TWIN FALLS, Idaho (KMVT/KSVT) Starting in the spring the Twin Falls Pest Abatement team will treat water around the county to prevent mosquitoes from hatching there.
"Our goal is to protect public health," said Kirk Tubbs, the pest abatement manager.
It's a simple concept, if there are less mosquitoes, there's less of a chance of transmitting the West Nile Virus to a human. That's a difficult task this year though.
"We had an abundance of moisture this spring and it creates lots of mosquito habitat and that's led to more mosquitoes throughout the whole season," Tubbs said.
The high water levels combined with hot and dry conditions makes for perfect conditions for mosquitoes to spread. The Twin Falls Pest Abatement District has treated the water in about 8,000 places.

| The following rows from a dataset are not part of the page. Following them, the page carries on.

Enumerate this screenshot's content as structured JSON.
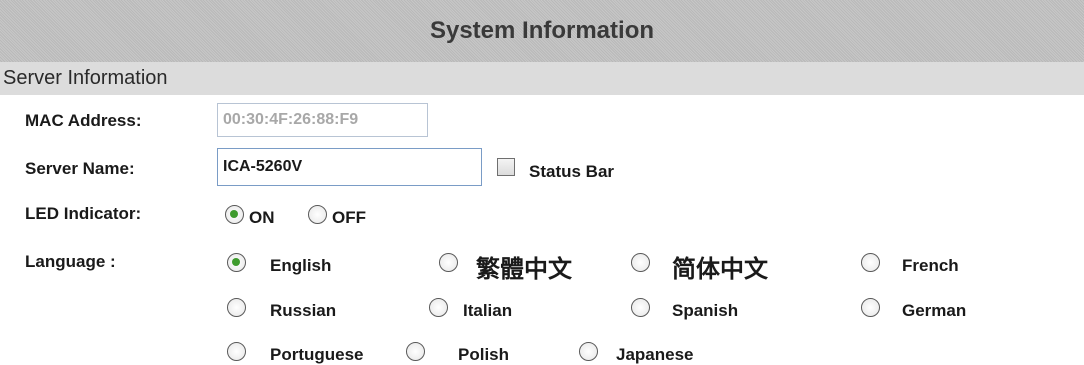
{
  "title": "System Information",
  "section": "Server Information",
  "mac": {
    "label": "MAC Address:",
    "value": "00:30:4F:26:88:F9"
  },
  "server_name": {
    "label": "Server Name:",
    "value": "ICA-5260V"
  },
  "status_bar": {
    "label": "Status Bar",
    "checked": false
  },
  "led": {
    "label": "LED Indicator:",
    "options": [
      "ON",
      "OFF"
    ],
    "selected": "ON"
  },
  "language": {
    "label": "Language :",
    "options": [
      "English",
      "繁體中文",
      "简体中文",
      "French",
      "Russian",
      "Italian",
      "Spanish",
      "German",
      "Portuguese",
      "Polish",
      "Japanese"
    ],
    "selected": "English"
  }
}
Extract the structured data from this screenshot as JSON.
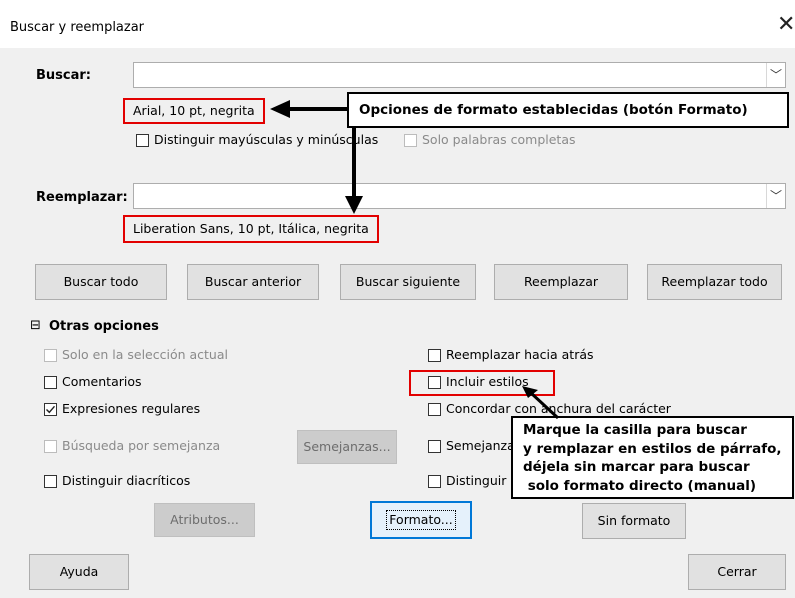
{
  "dialog": {
    "title": "Buscar y reemplazar",
    "close_glyph": "✕"
  },
  "search": {
    "label": "Buscar:",
    "value": "",
    "format": "Arial, 10 pt, negrita",
    "match_case": "Distinguir mayúsculas y minúsculas",
    "whole_words": "Solo palabras completas"
  },
  "replace": {
    "label": "Reemplazar:",
    "value": "",
    "format": "Liberation Sans, 10 pt, Itálica, negrita"
  },
  "buttons": {
    "find_all": "Buscar todo",
    "find_prev": "Buscar anterior",
    "find_next": "Buscar siguiente",
    "replace": "Reemplazar",
    "replace_all": "Reemplazar todo",
    "similarities": "Semejanzas...",
    "attributes": "Atributos...",
    "format": "Formato...",
    "no_format": "Sin formato",
    "help": "Ayuda",
    "close": "Cerrar"
  },
  "other_options": {
    "header": "Otras opciones",
    "toggle_glyph": "⊟",
    "left": [
      {
        "label": "Solo en la selección actual",
        "checked": false,
        "disabled": true
      },
      {
        "label": "Comentarios",
        "checked": false,
        "disabled": false
      },
      {
        "label": "Expresiones regulares",
        "checked": true,
        "disabled": false
      },
      {
        "label": "Búsqueda por semejanza",
        "checked": false,
        "disabled": true
      },
      {
        "label": "Distinguir diacríticos",
        "checked": false,
        "disabled": false
      }
    ],
    "right": [
      {
        "label": "Reemplazar hacia atrás",
        "checked": false
      },
      {
        "label": "Incluir estilos",
        "checked": false
      },
      {
        "label": "Concordar con anchura del carácter",
        "checked": false
      },
      {
        "label": "Semejanza",
        "checked": false
      },
      {
        "label": "Distinguir",
        "checked": false
      }
    ]
  },
  "annotations": {
    "callout_format": "Opciones de formato establecidas (botón Formato)",
    "callout_styles": [
      "Marque la casilla para buscar",
      "y remplazar en estilos de párrafo,",
      "déjela sin marcar para buscar",
      " solo formato directo (manual)"
    ],
    "highlight_color": "#e20000"
  }
}
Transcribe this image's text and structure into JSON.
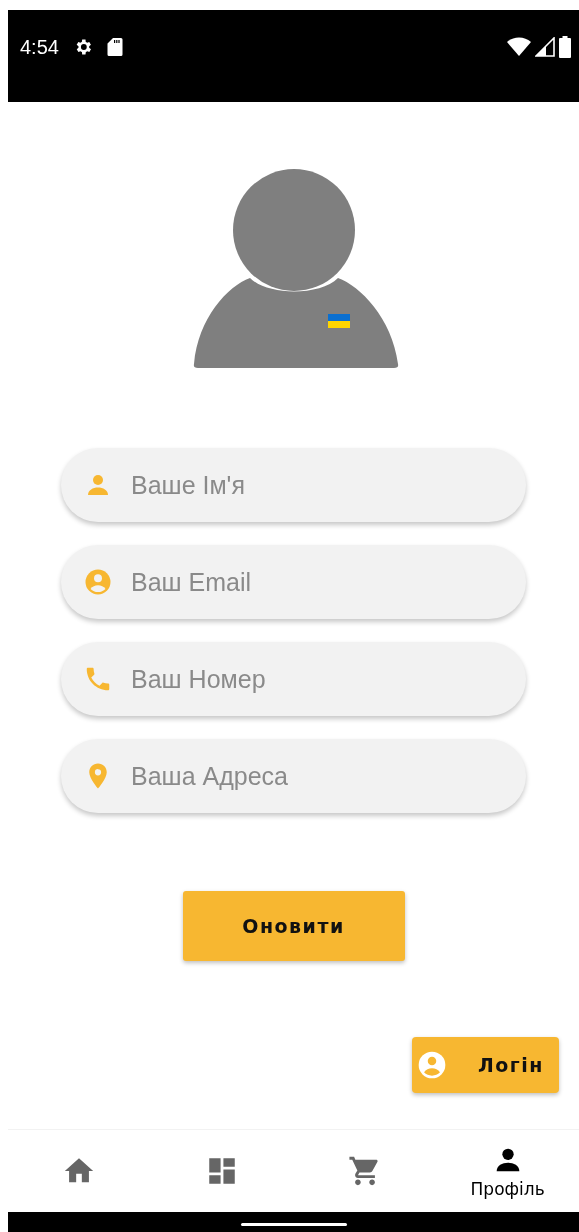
{
  "status_bar": {
    "time": "4:54"
  },
  "form": {
    "fields": [
      {
        "kind": "person",
        "placeholder": "Ваше Ім'я"
      },
      {
        "kind": "account",
        "placeholder": "Ваш Email"
      },
      {
        "kind": "phone",
        "placeholder": "Ваш Номер"
      },
      {
        "kind": "pin",
        "placeholder": "Ваша Адреса"
      }
    ],
    "submit": "Оновити"
  },
  "login_button": "Логін",
  "bottom_nav": [
    {
      "kind": "home",
      "selected": false
    },
    {
      "kind": "dashboard",
      "selected": false
    },
    {
      "kind": "cart",
      "selected": false
    },
    {
      "kind": "person",
      "label": "Профіль",
      "selected": true
    }
  ]
}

But even that won't eliminate the insects.
"The public has a very important role in this too," Tubbs said. "If you have a back yard look for buckets and horse troughs and containers. It doesn't take long for a mosquito to lay eggs and them to hatch out."
Mosquitos have been testing positive for West Nile around the state. On Thursday the Idaho Department of Health and Welfare said the first human case was confirmed in Kootenai County.
Gooding County had a mosquito test positive near Hagerman last week. Tubbs says there is usually a two to four week lag between mosquito infections and human ones.
"Since we saw the virus last week in Gooding County then yeah, I'd say if we're going to see human cases it'll happen in the next few weeks," Tubbs said.
Typically July is the peak for Mosquitoes. So Idaho may be on a down-turn in the insect's population. However, he said the next few weeks are critical to preventing the West Nile Virus spreading to humans.
He urged people to watch for standing water on their property. Irrigation water pooled up in a ditch or buckets with small pools of water can be breeding grounds for mosquitoes.